**Task to complete**
In the data, extract each line that holds the string "icon".

**Available data**
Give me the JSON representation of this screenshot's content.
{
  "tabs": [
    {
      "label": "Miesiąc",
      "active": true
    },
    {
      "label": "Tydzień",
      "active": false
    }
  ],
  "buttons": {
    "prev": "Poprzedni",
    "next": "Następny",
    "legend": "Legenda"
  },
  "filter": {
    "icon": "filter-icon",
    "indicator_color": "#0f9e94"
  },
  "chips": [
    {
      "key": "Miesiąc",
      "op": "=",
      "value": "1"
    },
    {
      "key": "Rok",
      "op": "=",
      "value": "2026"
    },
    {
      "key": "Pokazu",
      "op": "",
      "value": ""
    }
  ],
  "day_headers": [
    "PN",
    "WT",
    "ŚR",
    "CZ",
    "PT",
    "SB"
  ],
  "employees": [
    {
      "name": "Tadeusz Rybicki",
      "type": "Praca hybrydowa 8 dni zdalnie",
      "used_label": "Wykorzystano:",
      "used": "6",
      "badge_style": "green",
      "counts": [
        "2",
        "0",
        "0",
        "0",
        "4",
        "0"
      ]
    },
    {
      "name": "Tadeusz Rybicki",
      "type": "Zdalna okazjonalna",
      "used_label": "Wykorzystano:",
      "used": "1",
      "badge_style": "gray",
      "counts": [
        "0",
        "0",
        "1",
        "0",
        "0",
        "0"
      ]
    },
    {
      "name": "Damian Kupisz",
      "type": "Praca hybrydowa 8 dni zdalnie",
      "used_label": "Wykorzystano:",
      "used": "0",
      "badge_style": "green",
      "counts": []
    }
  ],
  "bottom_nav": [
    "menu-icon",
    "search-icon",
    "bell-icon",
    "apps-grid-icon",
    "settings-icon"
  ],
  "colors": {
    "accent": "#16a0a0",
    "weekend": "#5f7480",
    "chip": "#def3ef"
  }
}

**Result for this exercise**
    "icon": "filter-icon",
    "menu-icon",
    "search-icon",
    "bell-icon",
    "apps-grid-icon",
    "settings-icon"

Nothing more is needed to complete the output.